	attentive students in classroomThere is limited research regarding the effectiveness of enumerating anti-bullying policy. In addition, the potential harmful effects on students who are not part of enumerated groups or other unintended consequences have not been studied. Two studies demonstrate associations between enumeration and bullying-related outcomes, both of which focus on the impact of enumerating sexual orientation. GLSEN’s large, but not nationally representative, online School Climate Survey of sexual minority youth aged 13-21 years found lower levels of bullying victimization among LGBT youth in schools with policies that enumerate sexual orientation. Hatzenbuehler and Keyes looked at 11th grade public school students in Oregon and found that lesbian and gay teens are less likely to attempt suicide if they live in areas with school districts that include sexual orientation as a protected characteristic in anti-bullying policies. Another paper from Hatzenbuehler and colleagues used data from 25 states to evaluate the effectiveness of anti-bullying legislation in reducing students’ risk of being bullied and cyberbullied. They found that having at least one recommended legislative component was protective against bullying and cyberbullying, but no significant effect was found for enumeration.

What Local Education Agencies Can Do

Regardless of whether or not local education agencies choose to enumerate their anti-bullying policy, establishing and implementing strong anti-bullying policies will help prevent bullying. If local education agencies choose to enumerate, they will want to ensure that the policy protects all students and minimizes unintended consequences. The following information can help prevent bullying.

	orange lockersKey Considerations for ALL Anti-Bullying Policies

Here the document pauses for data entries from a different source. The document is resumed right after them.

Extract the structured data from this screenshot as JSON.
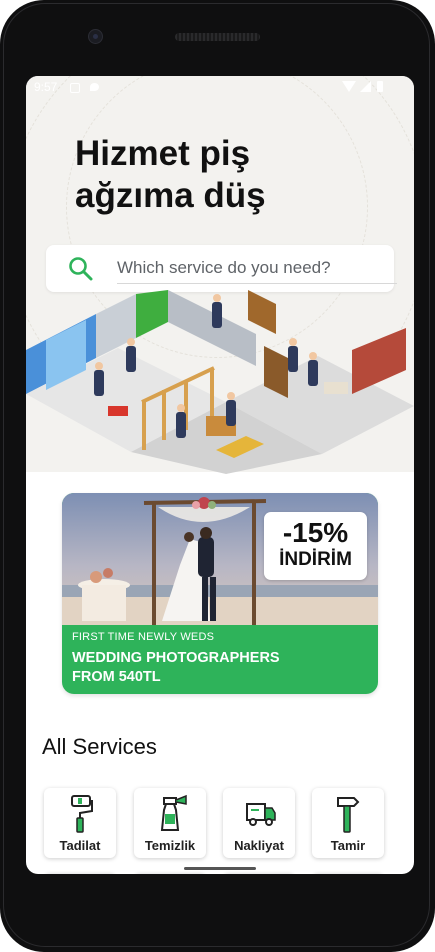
{
  "status_bar": {
    "time": "9:57"
  },
  "hero": {
    "headline_line1": "Hizmet piş",
    "headline_line2": "ağzıma düş"
  },
  "search": {
    "placeholder": "Which service do you need?"
  },
  "promo": {
    "discount_value": "-15%",
    "discount_label": "İNDİRİM",
    "subtitle": "FIRST TIME NEWLY WEDS",
    "title": "WEDDING PHOTOGRAPHERS FROM 540TL"
  },
  "services_section": {
    "title": "All Services",
    "items": [
      {
        "label": "Tadilat",
        "icon": "paint-roller-icon"
      },
      {
        "label": "Temizlik",
        "icon": "spray-bottle-icon"
      },
      {
        "label": "Nakliyat",
        "icon": "moving-truck-icon"
      },
      {
        "label": "Tamir",
        "icon": "hammer-icon"
      }
    ]
  },
  "colors": {
    "accent_green": "#2eb35a",
    "hero_background": "#f3f2ef",
    "phone_frame": "#0f0f10"
  }
}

Enumerated or not, strong anti-bullying policies will:

  • Provide a clear definition of bullying, consistent with state laws, that includes prohibited actions.
  • State locations where bullying might take place, such as school grounds, school events, and the internet, that are covered by the policy.
  • Describe graduated sanctions and consequences for incidents of bullying, including non-punitive alternatives.
  • Include a statement of rights to other legal recourse.

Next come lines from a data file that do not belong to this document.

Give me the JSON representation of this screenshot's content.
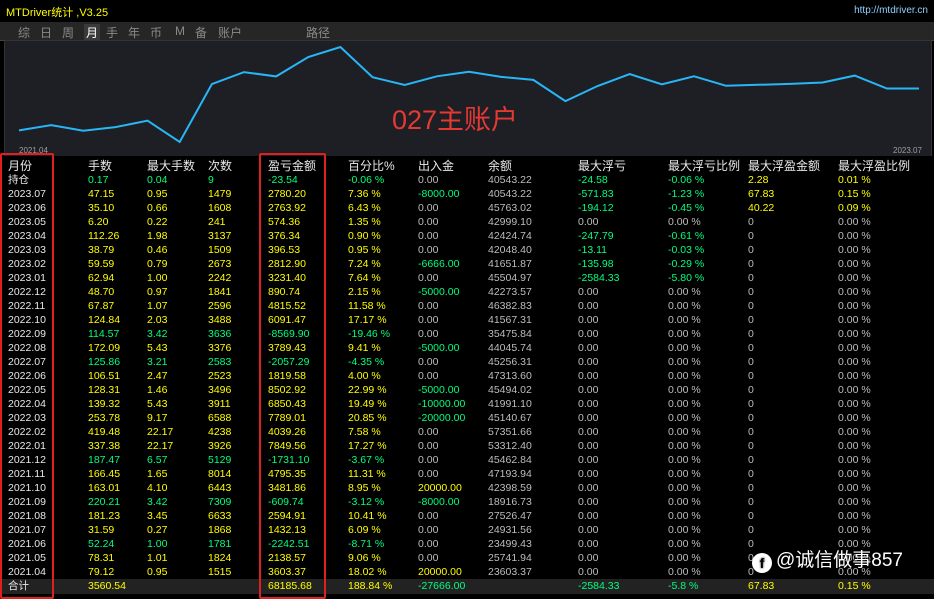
{
  "app": {
    "title": "MTDriver统计 ,V3.25",
    "url": "http://mtdriver.cn"
  },
  "tabs": [
    {
      "label": "综",
      "active": false
    },
    {
      "label": "日",
      "active": false
    },
    {
      "label": "周",
      "active": false
    },
    {
      "label": "月",
      "active": true
    },
    {
      "label": "手",
      "active": false
    },
    {
      "label": "年",
      "active": false
    },
    {
      "label": "币",
      "active": false
    },
    {
      "label": "M",
      "active": false
    },
    {
      "label": "备",
      "active": false
    },
    {
      "label": "账户",
      "active": false
    },
    {
      "label": "路径",
      "active": false
    }
  ],
  "chart": {
    "watermark": "027主账户",
    "start_label": "2021.04",
    "end_label": "2023.07",
    "line_color": "#29b6f6",
    "equity": [
      23603.37,
      25741.94,
      23499.43,
      24931.56,
      27526.47,
      18916.73,
      42398.59,
      47193.94,
      45462.84,
      53312.4,
      57351.66,
      45140.67,
      41991.1,
      45494.02,
      47313.6,
      45256.31,
      44045.74,
      35475.84,
      41567.31,
      46382.83,
      42273.57,
      45504.97,
      41651.87,
      42048.4,
      42424.74,
      42999.1,
      45763.02,
      40543.22,
      40543.22
    ]
  },
  "table": {
    "headers": [
      "月份",
      "手数",
      "最大手数",
      "次数",
      "盈亏金额",
      "百分比%",
      "出入金",
      "余额",
      "最大浮亏",
      "最大浮亏比例",
      "最大浮盈金额",
      "最大浮盈比例"
    ],
    "rows": [
      [
        "持仓",
        "0.17",
        "0.04",
        "9",
        "-23.54",
        "-0.06 %",
        "0.00",
        "40543.22",
        "-24.58",
        "-0.06 %",
        "2.28",
        "0.01 %"
      ],
      [
        "2023.07",
        "47.15",
        "0.95",
        "1479",
        "2780.20",
        "7.36 %",
        "-8000.00",
        "40543.22",
        "-571.83",
        "-1.23 %",
        "67.83",
        "0.15 %"
      ],
      [
        "2023.06",
        "35.10",
        "0.66",
        "1608",
        "2763.92",
        "6.43 %",
        "0.00",
        "45763.02",
        "-194.12",
        "-0.45 %",
        "40.22",
        "0.09 %"
      ],
      [
        "2023.05",
        "6.20",
        "0.22",
        "241",
        "574.36",
        "1.35 %",
        "0.00",
        "42999.10",
        "0.00",
        "0.00 %",
        "0",
        "0.00 %"
      ],
      [
        "2023.04",
        "112.26",
        "1.98",
        "3137",
        "376.34",
        "0.90 %",
        "0.00",
        "42424.74",
        "-247.79",
        "-0.61 %",
        "0",
        "0.00 %"
      ],
      [
        "2023.03",
        "38.79",
        "0.46",
        "1509",
        "396.53",
        "0.95 %",
        "0.00",
        "42048.40",
        "-13.11",
        "-0.03 %",
        "0",
        "0.00 %"
      ],
      [
        "2023.02",
        "59.59",
        "0.79",
        "2673",
        "2812.90",
        "7.24 %",
        "-6666.00",
        "41651.87",
        "-135.98",
        "-0.29 %",
        "0",
        "0.00 %"
      ],
      [
        "2023.01",
        "62.94",
        "1.00",
        "2242",
        "3231.40",
        "7.64 %",
        "0.00",
        "45504.97",
        "-2584.33",
        "-5.80 %",
        "0",
        "0.00 %"
      ],
      [
        "2022.12",
        "48.70",
        "0.97",
        "1841",
        "890.74",
        "2.15 %",
        "-5000.00",
        "42273.57",
        "0.00",
        "0.00 %",
        "0",
        "0.00 %"
      ],
      [
        "2022.11",
        "67.87",
        "1.07",
        "2596",
        "4815.52",
        "11.58 %",
        "0.00",
        "46382.83",
        "0.00",
        "0.00 %",
        "0",
        "0.00 %"
      ],
      [
        "2022.10",
        "124.84",
        "2.03",
        "3488",
        "6091.47",
        "17.17 %",
        "0.00",
        "41567.31",
        "0.00",
        "0.00 %",
        "0",
        "0.00 %"
      ],
      [
        "2022.09",
        "114.57",
        "3.42",
        "3636",
        "-8569.90",
        "-19.46 %",
        "0.00",
        "35475.84",
        "0.00",
        "0.00 %",
        "0",
        "0.00 %"
      ],
      [
        "2022.08",
        "172.09",
        "5.43",
        "3376",
        "3789.43",
        "9.41 %",
        "-5000.00",
        "44045.74",
        "0.00",
        "0.00 %",
        "0",
        "0.00 %"
      ],
      [
        "2022.07",
        "125.86",
        "3.21",
        "2583",
        "-2057.29",
        "-4.35 %",
        "0.00",
        "45256.31",
        "0.00",
        "0.00 %",
        "0",
        "0.00 %"
      ],
      [
        "2022.06",
        "106.51",
        "2.47",
        "2523",
        "1819.58",
        "4.00 %",
        "0.00",
        "47313.60",
        "0.00",
        "0.00 %",
        "0",
        "0.00 %"
      ],
      [
        "2022.05",
        "128.31",
        "1.46",
        "3496",
        "8502.92",
        "22.99 %",
        "-5000.00",
        "45494.02",
        "0.00",
        "0.00 %",
        "0",
        "0.00 %"
      ],
      [
        "2022.04",
        "139.32",
        "5.43",
        "3911",
        "6850.43",
        "19.49 %",
        "-10000.00",
        "41991.10",
        "0.00",
        "0.00 %",
        "0",
        "0.00 %"
      ],
      [
        "2022.03",
        "253.78",
        "9.17",
        "6588",
        "7789.01",
        "20.85 %",
        "-20000.00",
        "45140.67",
        "0.00",
        "0.00 %",
        "0",
        "0.00 %"
      ],
      [
        "2022.02",
        "419.48",
        "22.17",
        "4238",
        "4039.26",
        "7.58 %",
        "0.00",
        "57351.66",
        "0.00",
        "0.00 %",
        "0",
        "0.00 %"
      ],
      [
        "2022.01",
        "337.38",
        "22.17",
        "3926",
        "7849.56",
        "17.27 %",
        "0.00",
        "53312.40",
        "0.00",
        "0.00 %",
        "0",
        "0.00 %"
      ],
      [
        "2021.12",
        "187.47",
        "6.57",
        "5129",
        "-1731.10",
        "-3.67 %",
        "0.00",
        "45462.84",
        "0.00",
        "0.00 %",
        "0",
        "0.00 %"
      ],
      [
        "2021.11",
        "166.45",
        "1.65",
        "8014",
        "4795.35",
        "11.31 %",
        "0.00",
        "47193.94",
        "0.00",
        "0.00 %",
        "0",
        "0.00 %"
      ],
      [
        "2021.10",
        "163.01",
        "4.10",
        "6443",
        "3481.86",
        "8.95 %",
        "20000.00",
        "42398.59",
        "0.00",
        "0.00 %",
        "0",
        "0.00 %"
      ],
      [
        "2021.09",
        "220.21",
        "3.42",
        "7309",
        "-609.74",
        "-3.12 %",
        "-8000.00",
        "18916.73",
        "0.00",
        "0.00 %",
        "0",
        "0.00 %"
      ],
      [
        "2021.08",
        "181.23",
        "3.45",
        "6633",
        "2594.91",
        "10.41 %",
        "0.00",
        "27526.47",
        "0.00",
        "0.00 %",
        "0",
        "0.00 %"
      ],
      [
        "2021.07",
        "31.59",
        "0.27",
        "1868",
        "1432.13",
        "6.09 %",
        "0.00",
        "24931.56",
        "0.00",
        "0.00 %",
        "0",
        "0.00 %"
      ],
      [
        "2021.06",
        "52.24",
        "1.00",
        "1781",
        "-2242.51",
        "-8.71 %",
        "0.00",
        "23499.43",
        "0.00",
        "0.00 %",
        "0",
        "0.00 %"
      ],
      [
        "2021.05",
        "78.31",
        "1.01",
        "1824",
        "2138.57",
        "9.06 %",
        "0.00",
        "25741.94",
        "0.00",
        "0.00 %",
        "0",
        "0.00 %"
      ],
      [
        "2021.04",
        "79.12",
        "0.95",
        "1515",
        "3603.37",
        "18.02 %",
        "20000.00",
        "23603.37",
        "0.00",
        "0.00 %",
        "0",
        "0.00 %"
      ]
    ],
    "total": [
      "合计",
      "3560.54",
      "",
      "",
      "68185.68",
      "188.84 %",
      "-27666.00",
      "",
      "-2584.33",
      "-5.8 %",
      "67.83",
      "0.15 %"
    ]
  },
  "brand": {
    "logo": "f",
    "text": "@诚信做事857"
  },
  "colors": {
    "positive": "#ffff00",
    "negative": "#00ff7f",
    "highlight_box": "#e0201f"
  }
}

Actions for Effective Implementation of ALL Anti-Bullying Policies

All anti-bullying policies should have guidance for effectively implementing the policy. Having a policy “on the books” is not enough. The policy needs to be consistently enforced. This involves the following:

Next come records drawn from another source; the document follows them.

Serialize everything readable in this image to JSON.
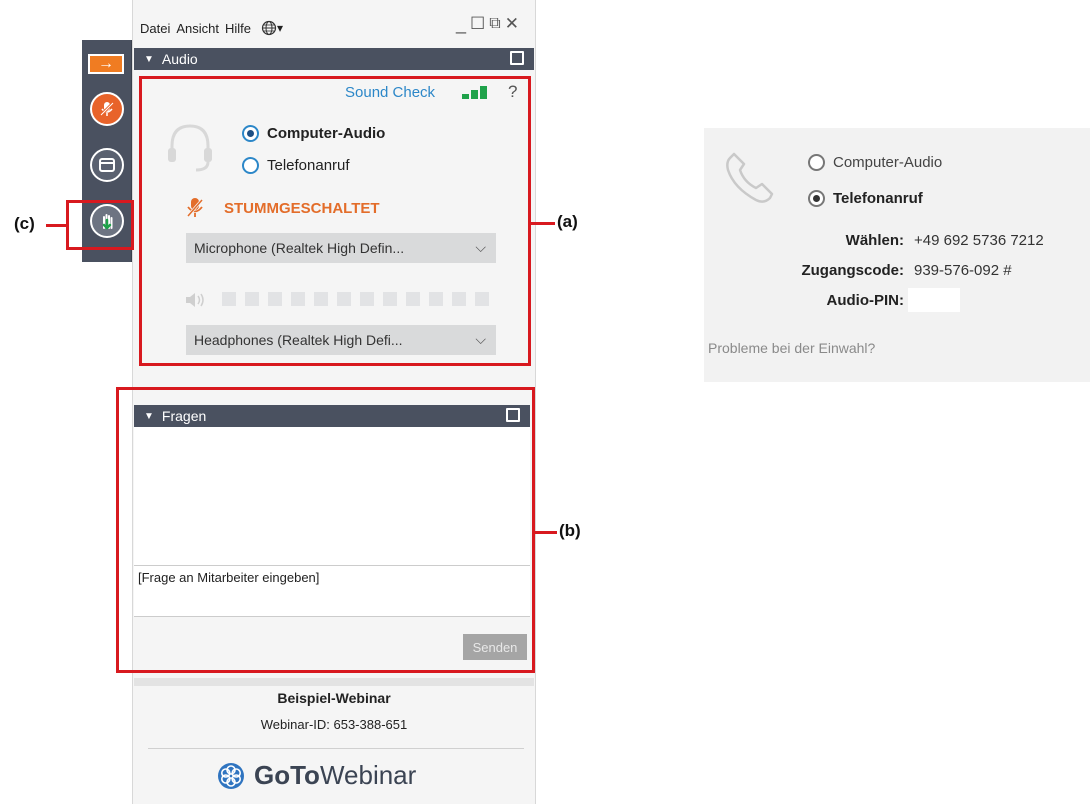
{
  "menu": {
    "datei": "Datei",
    "ansicht": "Ansicht",
    "hilfe": "Hilfe",
    "language_arrow": "▾"
  },
  "window_controls": {
    "minimize": "_",
    "maximize": "☐",
    "popout": "⧉",
    "close": "✕"
  },
  "audio": {
    "title": "Audio",
    "sound_check": "Sound Check",
    "help": "?",
    "option_computer": "Computer-Audio",
    "option_phone": "Telefonanruf",
    "selected": "Computer-Audio",
    "muted_label": "STUMMGESCHALTET",
    "microphone_value": "Microphone (Realtek  High Defin...",
    "speaker_value": "Headphones (Realtek  High Defi...",
    "signal_strength_bars": 3,
    "speaker_level_segments": 12
  },
  "questions": {
    "title": "Fragen",
    "input_placeholder": "[Frage an Mitarbeiter eingeben]",
    "send_button": "Senden"
  },
  "footer": {
    "webinar_name": "Beispiel-Webinar",
    "webinar_id": "Webinar-ID: 653-388-651",
    "logo_bold": "GoTo",
    "logo_light": "Webinar"
  },
  "annotations": {
    "a": "(a)",
    "b": "(b)",
    "c": "(c)"
  },
  "phone_dialog": {
    "option_computer": "Computer-Audio",
    "option_phone": "Telefonanruf",
    "selected": "Telefonanruf",
    "dial_label": "Wählen:",
    "dial_value": "+49 692 5736 7212",
    "access_label": "Zugangscode:",
    "access_value": "939-576-092 #",
    "pin_label": "Audio-PIN:",
    "pin_value": "",
    "problems_link": "Probleme bei der Einwahl?"
  },
  "colors": {
    "header_bar": "#4a5160",
    "accent_blue": "#2c87c8",
    "muted_orange": "#e36d2a",
    "signal_green": "#1fa24a",
    "annotation_red": "#d8191f"
  },
  "icons": {
    "toolbar": [
      "arrow-right-icon",
      "microphone-muted-icon",
      "window-icon",
      "raise-hand-icon"
    ],
    "audio": [
      "headset-icon",
      "microphone-muted-icon",
      "speaker-icon",
      "signal-bars-icon"
    ],
    "dialog": [
      "phone-handset-icon"
    ],
    "menu": [
      "globe-icon"
    ],
    "logo": [
      "gotowebinar-flower-icon"
    ]
  }
}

  • Determine how the policy will be enforced, by whom, and how enforcement will be monitored. 
  • Educate staff, students, and families regularly about the policy using multiple channels (e.g., newsletters, emails, Facebook, etc.). 
  • Train staff and students to recognize bullying and respond safely and effectively. 
  • Establish a system to support reporting of bullying with protection from retaliation and promptly investigate and respond to reports of bullying. 
  • Refer perpetrators and victims to counseling and other services. 
  • Support effective school-based violence prevention programs that combine whole-school programs with classroom curricula and small group or individual-level programs that include mentoring and address social skills.

Additional Considerations for ENUMERATED Anti-Bullying Policies

To ensure protection for all students, enumerated policies should:

  • State that all students are protected under the policy, even if they are not represented by the traits or characteristics enumerated in the policy. Using phrases like “including but not limited to” or “any other distinguishing characteristics” when enumerating characteristics helps make this clear.
  • Acknowledge that not all acts of bullying are based on enumerated characteristics and that the types of things that make a student more likely to be the target of bullying change over time and from place to place.
  • Include background information explaining that students with certain characteristics, actual or perceived by others, may be more likely to experience bullying. 
  • List examples of characteristics that might be the basis of bullying. It is important to state that these characteristics might be actual (e.g., a student is openly gay) or perceived (e.g., others think that a student is gay.)